--- INPUT DATA Enclosed Below ---
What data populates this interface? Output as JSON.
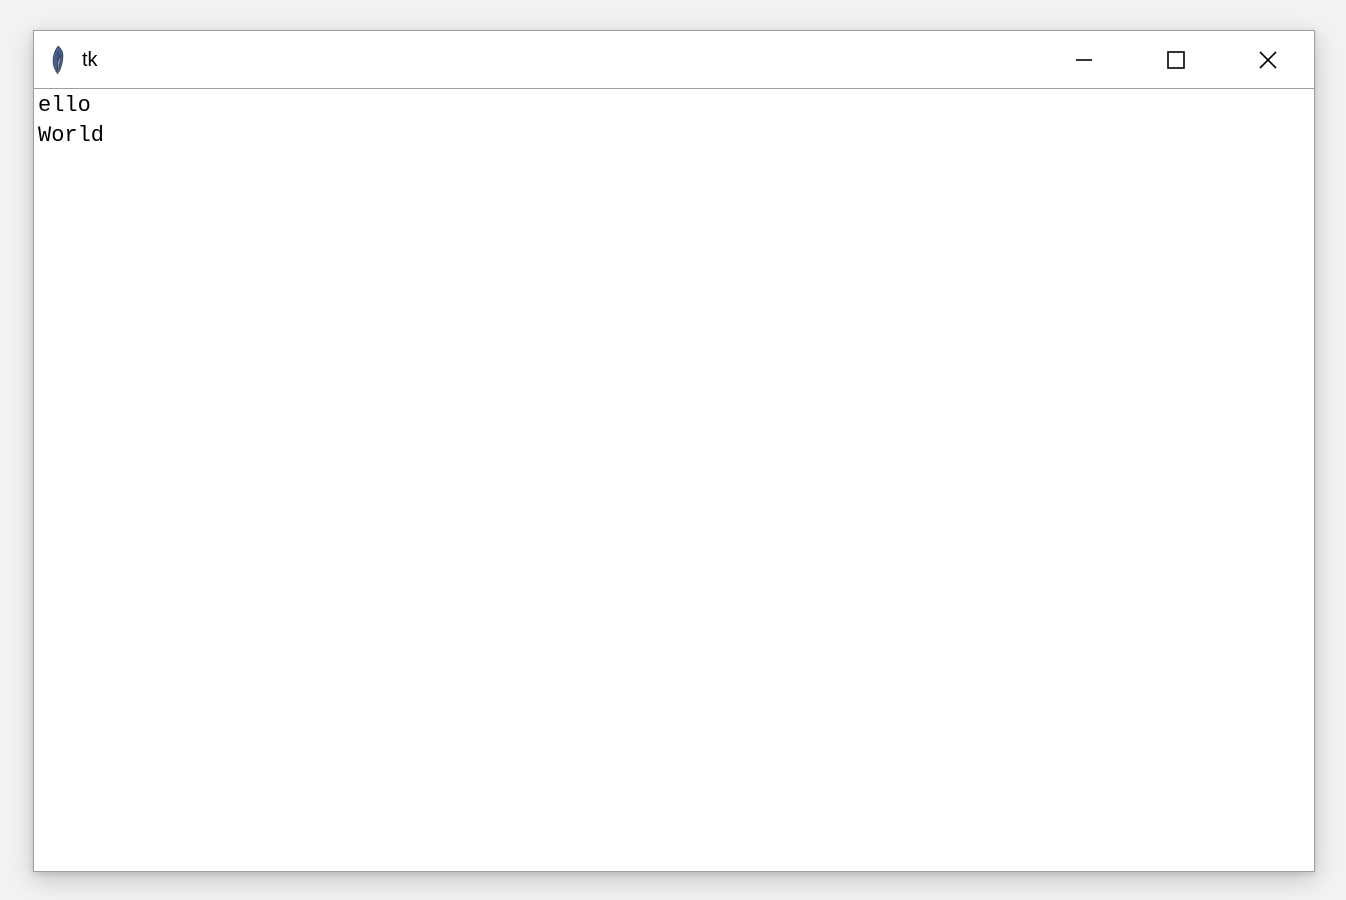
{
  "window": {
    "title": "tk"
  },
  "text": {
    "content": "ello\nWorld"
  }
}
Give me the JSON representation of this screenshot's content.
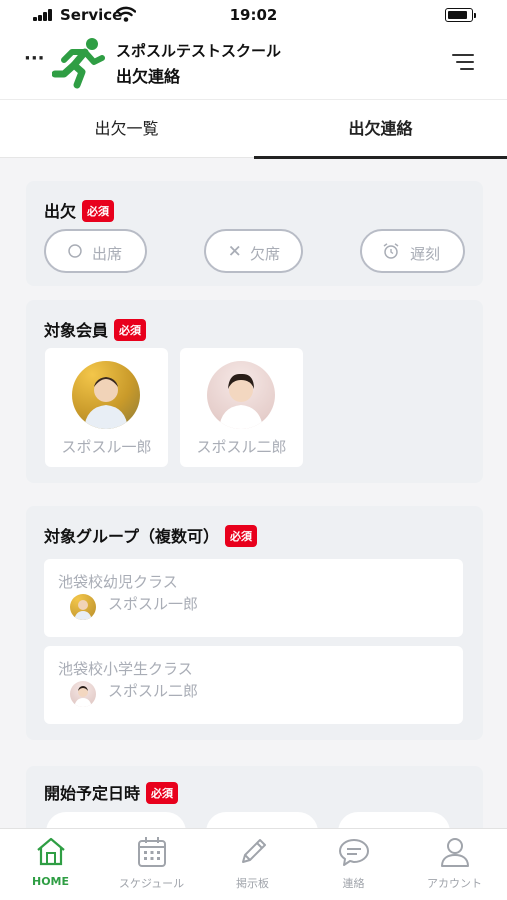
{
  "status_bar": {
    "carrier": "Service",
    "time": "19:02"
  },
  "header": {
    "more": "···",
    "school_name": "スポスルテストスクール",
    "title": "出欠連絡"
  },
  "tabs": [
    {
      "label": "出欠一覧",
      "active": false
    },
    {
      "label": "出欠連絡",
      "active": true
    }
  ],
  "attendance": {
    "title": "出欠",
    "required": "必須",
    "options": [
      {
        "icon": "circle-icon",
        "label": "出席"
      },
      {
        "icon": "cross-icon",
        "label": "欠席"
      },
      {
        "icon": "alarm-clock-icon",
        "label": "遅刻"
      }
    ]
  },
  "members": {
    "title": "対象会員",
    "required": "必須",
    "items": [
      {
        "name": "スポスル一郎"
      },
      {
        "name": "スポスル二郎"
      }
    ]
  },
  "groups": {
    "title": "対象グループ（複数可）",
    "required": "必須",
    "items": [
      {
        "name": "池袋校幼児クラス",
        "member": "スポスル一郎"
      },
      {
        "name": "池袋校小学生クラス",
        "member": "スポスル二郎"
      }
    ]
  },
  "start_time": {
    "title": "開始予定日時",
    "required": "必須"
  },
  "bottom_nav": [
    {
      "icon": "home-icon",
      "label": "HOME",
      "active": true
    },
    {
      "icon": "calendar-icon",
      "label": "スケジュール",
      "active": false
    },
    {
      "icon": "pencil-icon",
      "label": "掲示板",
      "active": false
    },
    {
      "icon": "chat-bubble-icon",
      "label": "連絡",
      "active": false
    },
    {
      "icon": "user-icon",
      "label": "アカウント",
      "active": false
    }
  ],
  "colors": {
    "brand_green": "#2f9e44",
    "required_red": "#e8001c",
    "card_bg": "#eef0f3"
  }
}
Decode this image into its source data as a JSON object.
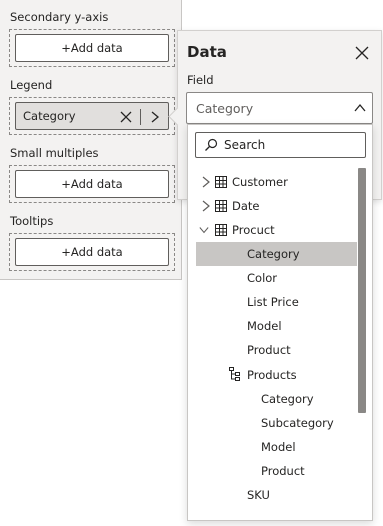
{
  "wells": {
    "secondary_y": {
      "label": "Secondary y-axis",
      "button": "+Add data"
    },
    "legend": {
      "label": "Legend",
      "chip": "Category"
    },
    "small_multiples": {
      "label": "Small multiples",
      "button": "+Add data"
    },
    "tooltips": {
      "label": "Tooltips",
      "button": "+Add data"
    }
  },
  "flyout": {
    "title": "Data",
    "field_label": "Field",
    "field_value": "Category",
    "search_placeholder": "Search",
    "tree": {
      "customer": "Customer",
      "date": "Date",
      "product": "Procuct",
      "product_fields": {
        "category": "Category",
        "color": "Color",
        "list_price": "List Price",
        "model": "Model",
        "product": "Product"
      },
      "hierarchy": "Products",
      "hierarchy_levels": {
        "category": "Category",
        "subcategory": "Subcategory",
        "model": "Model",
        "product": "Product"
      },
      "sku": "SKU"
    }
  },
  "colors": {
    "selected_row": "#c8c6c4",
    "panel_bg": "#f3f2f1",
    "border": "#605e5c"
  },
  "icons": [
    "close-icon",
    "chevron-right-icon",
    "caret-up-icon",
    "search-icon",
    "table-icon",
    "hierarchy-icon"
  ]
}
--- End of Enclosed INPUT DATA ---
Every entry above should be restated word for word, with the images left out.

* **THE ANSWER**
What data populates this interface? Output as JSON.
{
  "window": {
    "title": "tk"
  },
  "text": {
    "content": "ello\nWorld"
  }
}
Give me the JSON representation of this screenshot's content.
{
  "status_bar": {
    "carrier": "Service",
    "time": "19:02"
  },
  "header": {
    "more": "···",
    "school_name": "スポスルテストスクール",
    "title": "出欠連絡"
  },
  "tabs": [
    {
      "label": "出欠一覧",
      "active": false
    },
    {
      "label": "出欠連絡",
      "active": true
    }
  ],
  "attendance": {
    "title": "出欠",
    "required": "必須",
    "options": [
      {
        "icon": "circle-icon",
        "label": "出席"
      },
      {
        "icon": "cross-icon",
        "label": "欠席"
      },
      {
        "icon": "alarm-clock-icon",
        "label": "遅刻"
      }
    ]
  },
  "members": {
    "title": "対象会員",
    "required": "必須",
    "items": [
      {
        "name": "スポスル一郎"
      },
      {
        "name": "スポスル二郎"
      }
    ]
  },
  "groups": {
    "title": "対象グループ（複数可）",
    "required": "必須",
    "items": [
      {
        "name": "池袋校幼児クラス",
        "member": "スポスル一郎"
      },
      {
        "name": "池袋校小学生クラス",
        "member": "スポスル二郎"
      }
    ]
  },
  "start_time": {
    "title": "開始予定日時",
    "required": "必須"
  },
  "bottom_nav": [
    {
      "icon": "home-icon",
      "label": "HOME",
      "active": true
    },
    {
      "icon": "calendar-icon",
      "label": "スケジュール",
      "active": false
    },
    {
      "icon": "pencil-icon",
      "label": "掲示板",
      "active": false
    },
    {
      "icon": "chat-bubble-icon",
      "label": "連絡",
      "active": false
    },
    {
      "icon": "user-icon",
      "label": "アカウント",
      "active": false
    }
  ],
  "colors": {
    "brand_green": "#2f9e44",
    "required_red": "#e8001c",
    "card_bg": "#eef0f3"
  }
}
Decode this image into its source data as a JSON object.
{
  "wells": {
    "secondary_y": {
      "label": "Secondary y-axis",
      "button": "+Add data"
    },
    "legend": {
      "label": "Legend",
      "chip": "Category"
    },
    "small_multiples": {
      "label": "Small multiples",
      "button": "+Add data"
    },
    "tooltips": {
      "label": "Tooltips",
      "button": "+Add data"
    }
  },
  "flyout": {
    "title": "Data",
    "field_label": "Field",
    "field_value": "Category",
    "search_placeholder": "Search",
    "tree": {
      "customer": "Customer",
      "date": "Date",
      "product": "Procuct",
      "product_fields": {
        "category": "Category",
        "color": "Color",
        "list_price": "List Price",
        "model": "Model",
        "product": "Product"
      },
      "hierarchy": "Products",
      "hierarchy_levels": {
        "category": "Category",
        "subcategory": "Subcategory",
        "model": "Model",
        "product": "Product"
      },
      "sku": "SKU"
    }
  },
  "colors": {
    "selected_row": "#c8c6c4",
    "panel_bg": "#f3f2f1",
    "border": "#605e5c"
  },
  "icons": [
    "close-icon",
    "chevron-right-icon",
    "caret-up-icon",
    "search-icon",
    "table-icon",
    "hierarchy-icon"
  ]
}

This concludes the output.